"Ang kaibahan ngayon ng 'Showtime,' since marami rin ang nagbago sa mundo, nagbago rin ang pangangailangan ng mga tao," Evette Borromeo, creative manager of "It's Showtime," said. "Kaya kami, aside from just being the stage for the madlang people, we want to be the bridge para makatulong sa communities at makapagbigay ng opportunities din."
"Bawat segment namin, that's what we think about. Not just to give entertainment and fun, but to help them, para sabay-sabay tayong makabangon mula sa pandemya at sa challenging situation that we are in right now."
Hilario added: "Gusto namin 'yung mga talent ng madlang people na hindi na magawa ngayon dahil sa pandemic, maidala sa 'Showtime' para mabigyan ulit sila ng chance."
Contestants will participate either virtually or in person. In the latter's case, a rigorous process is already in place to ensure their and the entire program's safety.
Those appearing in the studio are required first to self-quarantine for 14 days, after which they will undergo rapid testing, Borremeo said. Results will determine if they can push through. The "lock-in" will be courtesy of the program.
Owing to physical distancing, the studio will run on limited capacity, Borromeo pointed out, so only a handful of contestants are allowed in during any given episode.
In PamilyaNaryo, for example, families will have a representative instead of being brought in as a group. The rest will participate through video call, as in the case of a singing hopeful's barangay in Tawag ng Tanghalan.
Prior to the lockdown, the singing competition was already holding auditions exclusively online. That practice, which includes so-called "Zoom callbacks," will continue.
Traditionally with five judges during daily rounds, Tawag ng Tanghalan is trimming that number to three inside the studio.
The hosts, too, will be limited. Vice Ganda, Navarro, Hilario, and Karylle will be there physically throughout the week, while Amy Perez, Ryan Bang, Jugs Jugueta, and Teddy Corpuz will alternate between virtual and in-person hosting, according to Borromeo. Anne Curtis remains in Melbourne, Australia, where she gave birth in March.
Similar rotations are planned for the program's resident groups — Hashtags, Bidaman, XB GenSan, and Showtime Dancers, among others — as they can no longer perform in close proximity to each other.

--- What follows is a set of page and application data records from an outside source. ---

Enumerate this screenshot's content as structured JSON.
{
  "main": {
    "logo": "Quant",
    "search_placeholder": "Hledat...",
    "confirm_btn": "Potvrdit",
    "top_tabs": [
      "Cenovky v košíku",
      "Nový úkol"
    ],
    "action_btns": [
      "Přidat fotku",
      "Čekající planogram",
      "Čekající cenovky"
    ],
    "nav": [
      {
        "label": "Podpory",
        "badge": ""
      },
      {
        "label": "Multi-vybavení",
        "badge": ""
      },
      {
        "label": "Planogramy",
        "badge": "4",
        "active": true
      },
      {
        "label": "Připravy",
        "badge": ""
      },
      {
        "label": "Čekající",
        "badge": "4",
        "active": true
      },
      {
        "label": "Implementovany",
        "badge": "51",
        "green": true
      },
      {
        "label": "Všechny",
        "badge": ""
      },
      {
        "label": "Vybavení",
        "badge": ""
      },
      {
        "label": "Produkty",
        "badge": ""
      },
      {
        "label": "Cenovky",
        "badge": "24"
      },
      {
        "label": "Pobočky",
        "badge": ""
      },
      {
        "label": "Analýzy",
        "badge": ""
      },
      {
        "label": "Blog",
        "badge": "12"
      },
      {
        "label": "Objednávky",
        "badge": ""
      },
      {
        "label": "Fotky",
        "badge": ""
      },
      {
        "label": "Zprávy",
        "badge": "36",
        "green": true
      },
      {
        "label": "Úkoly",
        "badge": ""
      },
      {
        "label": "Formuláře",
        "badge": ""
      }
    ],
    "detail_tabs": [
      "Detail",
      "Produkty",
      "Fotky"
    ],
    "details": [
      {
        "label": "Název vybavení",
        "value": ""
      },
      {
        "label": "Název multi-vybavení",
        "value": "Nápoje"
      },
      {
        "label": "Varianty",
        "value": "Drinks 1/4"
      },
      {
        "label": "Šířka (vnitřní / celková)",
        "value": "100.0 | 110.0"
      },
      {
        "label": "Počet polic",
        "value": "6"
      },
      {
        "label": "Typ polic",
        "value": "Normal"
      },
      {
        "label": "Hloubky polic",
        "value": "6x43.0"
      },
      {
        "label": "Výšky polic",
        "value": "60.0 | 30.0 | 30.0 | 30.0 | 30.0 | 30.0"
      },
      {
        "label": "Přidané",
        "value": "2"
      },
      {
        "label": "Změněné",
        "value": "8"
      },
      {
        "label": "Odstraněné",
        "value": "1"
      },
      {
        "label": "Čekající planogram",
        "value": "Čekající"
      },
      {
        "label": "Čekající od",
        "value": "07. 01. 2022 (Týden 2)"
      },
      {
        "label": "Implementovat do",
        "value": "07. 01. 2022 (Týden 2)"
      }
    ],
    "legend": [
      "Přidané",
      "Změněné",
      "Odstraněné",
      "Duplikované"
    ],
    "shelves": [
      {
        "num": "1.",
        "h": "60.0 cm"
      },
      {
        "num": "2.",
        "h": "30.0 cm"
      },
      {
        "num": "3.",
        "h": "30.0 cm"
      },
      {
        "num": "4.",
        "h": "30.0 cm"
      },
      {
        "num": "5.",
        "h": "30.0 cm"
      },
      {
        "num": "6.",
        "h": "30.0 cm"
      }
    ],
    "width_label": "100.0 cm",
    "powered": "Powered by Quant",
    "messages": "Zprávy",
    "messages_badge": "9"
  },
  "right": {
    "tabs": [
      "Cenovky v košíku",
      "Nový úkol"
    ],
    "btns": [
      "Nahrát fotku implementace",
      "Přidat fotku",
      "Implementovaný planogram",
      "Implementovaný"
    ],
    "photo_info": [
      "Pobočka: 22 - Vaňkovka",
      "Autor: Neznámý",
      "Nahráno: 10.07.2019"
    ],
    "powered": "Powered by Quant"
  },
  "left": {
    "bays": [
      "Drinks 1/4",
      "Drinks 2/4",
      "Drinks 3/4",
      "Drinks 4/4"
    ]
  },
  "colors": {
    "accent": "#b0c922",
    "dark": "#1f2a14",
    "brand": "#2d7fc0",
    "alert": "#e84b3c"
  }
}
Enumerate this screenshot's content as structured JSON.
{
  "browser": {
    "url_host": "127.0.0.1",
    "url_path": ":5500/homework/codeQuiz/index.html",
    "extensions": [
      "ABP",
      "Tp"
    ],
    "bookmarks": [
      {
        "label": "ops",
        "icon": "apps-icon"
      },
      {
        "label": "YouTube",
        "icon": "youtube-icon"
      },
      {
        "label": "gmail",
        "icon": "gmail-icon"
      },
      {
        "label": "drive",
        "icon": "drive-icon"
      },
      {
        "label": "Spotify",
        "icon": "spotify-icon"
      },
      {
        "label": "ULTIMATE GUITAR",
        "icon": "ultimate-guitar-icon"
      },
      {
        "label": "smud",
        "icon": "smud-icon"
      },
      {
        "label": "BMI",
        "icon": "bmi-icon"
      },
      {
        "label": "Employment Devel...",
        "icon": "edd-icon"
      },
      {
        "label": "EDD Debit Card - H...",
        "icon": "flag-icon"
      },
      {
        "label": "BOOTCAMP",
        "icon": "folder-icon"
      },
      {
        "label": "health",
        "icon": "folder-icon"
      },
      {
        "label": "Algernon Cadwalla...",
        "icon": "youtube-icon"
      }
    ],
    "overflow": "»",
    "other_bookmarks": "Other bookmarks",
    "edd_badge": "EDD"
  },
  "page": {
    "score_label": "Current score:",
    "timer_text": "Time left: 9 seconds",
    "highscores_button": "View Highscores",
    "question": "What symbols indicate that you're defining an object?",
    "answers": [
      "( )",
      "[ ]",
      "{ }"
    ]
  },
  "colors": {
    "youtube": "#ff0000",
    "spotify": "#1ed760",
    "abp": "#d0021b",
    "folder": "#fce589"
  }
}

In Borromeo's words, "It's Showtime" is "managing the traffic" within its studio — and implementing a work flow that eliminates unnecessary physical contact — so as to minimize any health risk.
Navarro and Hilario, while both excited to return to the studio, were admittedly concerned for their colleagues whose programs have yet to resume, whether due to the lasting impacts of the pandemic or the ABS-CBN shutdown, or both.
But for Hilario, "It's Showtime's" comeback despite those odds symbolizes something which the rest of showbiz and its workers can hold on to.
"Hope. Hope para sa lahat. Hope para sa amin. Hope para sa madlang people," he said.